Return every entry exactly.

(DATA TO PROCESS Opens)

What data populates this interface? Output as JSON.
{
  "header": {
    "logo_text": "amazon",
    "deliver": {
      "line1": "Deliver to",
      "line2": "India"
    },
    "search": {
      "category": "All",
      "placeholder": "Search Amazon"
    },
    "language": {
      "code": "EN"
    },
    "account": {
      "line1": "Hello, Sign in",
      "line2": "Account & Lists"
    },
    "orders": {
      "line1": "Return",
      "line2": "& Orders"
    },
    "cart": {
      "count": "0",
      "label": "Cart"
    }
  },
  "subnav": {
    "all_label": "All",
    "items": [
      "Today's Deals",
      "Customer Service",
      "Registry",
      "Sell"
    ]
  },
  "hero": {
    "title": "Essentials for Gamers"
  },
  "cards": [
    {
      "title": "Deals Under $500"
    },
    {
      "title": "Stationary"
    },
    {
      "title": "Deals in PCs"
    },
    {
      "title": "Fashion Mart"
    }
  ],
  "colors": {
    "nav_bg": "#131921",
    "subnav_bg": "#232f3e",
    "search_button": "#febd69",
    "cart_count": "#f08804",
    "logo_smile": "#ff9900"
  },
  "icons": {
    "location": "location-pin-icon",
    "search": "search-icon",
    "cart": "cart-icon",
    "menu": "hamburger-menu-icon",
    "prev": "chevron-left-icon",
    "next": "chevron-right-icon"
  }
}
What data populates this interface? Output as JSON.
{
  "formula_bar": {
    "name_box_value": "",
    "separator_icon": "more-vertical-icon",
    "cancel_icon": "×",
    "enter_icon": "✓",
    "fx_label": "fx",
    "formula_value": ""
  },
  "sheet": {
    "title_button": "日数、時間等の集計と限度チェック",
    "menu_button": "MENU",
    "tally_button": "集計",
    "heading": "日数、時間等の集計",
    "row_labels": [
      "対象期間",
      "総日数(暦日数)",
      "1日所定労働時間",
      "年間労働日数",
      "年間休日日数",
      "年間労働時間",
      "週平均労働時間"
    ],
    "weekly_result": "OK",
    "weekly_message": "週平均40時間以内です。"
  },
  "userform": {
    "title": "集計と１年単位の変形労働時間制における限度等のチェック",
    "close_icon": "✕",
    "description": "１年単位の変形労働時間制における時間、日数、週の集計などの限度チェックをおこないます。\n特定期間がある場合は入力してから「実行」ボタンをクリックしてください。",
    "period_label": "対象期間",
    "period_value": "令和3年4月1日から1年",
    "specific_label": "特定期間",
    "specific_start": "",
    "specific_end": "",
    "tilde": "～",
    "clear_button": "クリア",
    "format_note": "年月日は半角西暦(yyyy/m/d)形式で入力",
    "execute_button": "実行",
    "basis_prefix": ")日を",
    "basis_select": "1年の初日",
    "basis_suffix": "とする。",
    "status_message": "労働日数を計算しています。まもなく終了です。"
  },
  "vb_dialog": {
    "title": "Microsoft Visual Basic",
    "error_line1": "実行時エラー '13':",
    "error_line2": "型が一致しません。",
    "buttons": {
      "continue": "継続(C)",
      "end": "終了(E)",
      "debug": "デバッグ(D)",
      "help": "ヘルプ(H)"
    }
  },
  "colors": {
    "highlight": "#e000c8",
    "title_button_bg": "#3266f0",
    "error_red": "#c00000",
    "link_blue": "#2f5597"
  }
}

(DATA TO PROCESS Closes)

#### [EXERCISE ANSWER]
What data populates this interface? Output as JSON.
{
  "header": {
    "logo_text": "amazon",
    "deliver": {
      "line1": "Deliver to",
      "line2": "India"
    },
    "search": {
      "category": "All",
      "placeholder": "Search Amazon"
    },
    "language": {
      "code": "EN"
    },
    "account": {
      "line1": "Hello, Sign in",
      "line2": "Account & Lists"
    },
    "orders": {
      "line1": "Return",
      "line2": "& Orders"
    },
    "cart": {
      "count": "0",
      "label": "Cart"
    }
  },
  "subnav": {
    "all_label": "All",
    "items": [
      "Today's Deals",
      "Customer Service",
      "Registry",
      "Sell"
    ]
  },
  "hero": {
    "title": "Essentials for Gamers"
  },
  "cards": [
    {
      "title": "Deals Under $500"
    },
    {
      "title": "Stationary"
    },
    {
      "title": "Deals in PCs"
    },
    {
      "title": "Fashion Mart"
    }
  ],
  "colors": {
    "nav_bg": "#131921",
    "subnav_bg": "#232f3e",
    "search_button": "#febd69",
    "cart_count": "#f08804",
    "logo_smile": "#ff9900"
  },
  "icons": {
    "location": "location-pin-icon",
    "search": "search-icon",
    "cart": "cart-icon",
    "menu": "hamburger-menu-icon",
    "prev": "chevron-left-icon",
    "next": "chevron-right-icon"
  }
}
What data populates this interface? Output as JSON.
{
  "formula_bar": {
    "name_box_value": "",
    "separator_icon": "more-vertical-icon",
    "cancel_icon": "×",
    "enter_icon": "✓",
    "fx_label": "fx",
    "formula_value": ""
  },
  "sheet": {
    "title_button": "日数、時間等の集計と限度チェック",
    "menu_button": "MENU",
    "tally_button": "集計",
    "heading": "日数、時間等の集計",
    "row_labels": [
      "対象期間",
      "総日数(暦日数)",
      "1日所定労働時間",
      "年間労働日数",
      "年間休日日数",
      "年間労働時間",
      "週平均労働時間"
    ],
    "weekly_result": "OK",
    "weekly_message": "週平均40時間以内です。"
  },
  "userform": {
    "title": "集計と１年単位の変形労働時間制における限度等のチェック",
    "close_icon": "✕",
    "description": "１年単位の変形労働時間制における時間、日数、週の集計などの限度チェックをおこないます。\n特定期間がある場合は入力してから「実行」ボタンをクリックしてください。",
    "period_label": "対象期間",
    "period_value": "令和3年4月1日から1年",
    "specific_label": "特定期間",
    "specific_start": "",
    "specific_end": "",
    "tilde": "～",
    "clear_button": "クリア",
    "format_note": "年月日は半角西暦(yyyy/m/d)形式で入力",
    "execute_button": "実行",
    "basis_prefix": ")日を",
    "basis_select": "1年の初日",
    "basis_suffix": "とする。",
    "status_message": "労働日数を計算しています。まもなく終了です。"
  },
  "vb_dialog": {
    "title": "Microsoft Visual Basic",
    "error_line1": "実行時エラー '13':",
    "error_line2": "型が一致しません。",
    "buttons": {
      "continue": "継続(C)",
      "end": "終了(E)",
      "debug": "デバッグ(D)",
      "help": "ヘルプ(H)"
    }
  },
  "colors": {
    "highlight": "#e000c8",
    "title_button_bg": "#3266f0",
    "error_red": "#c00000",
    "link_blue": "#2f5597"
  }
}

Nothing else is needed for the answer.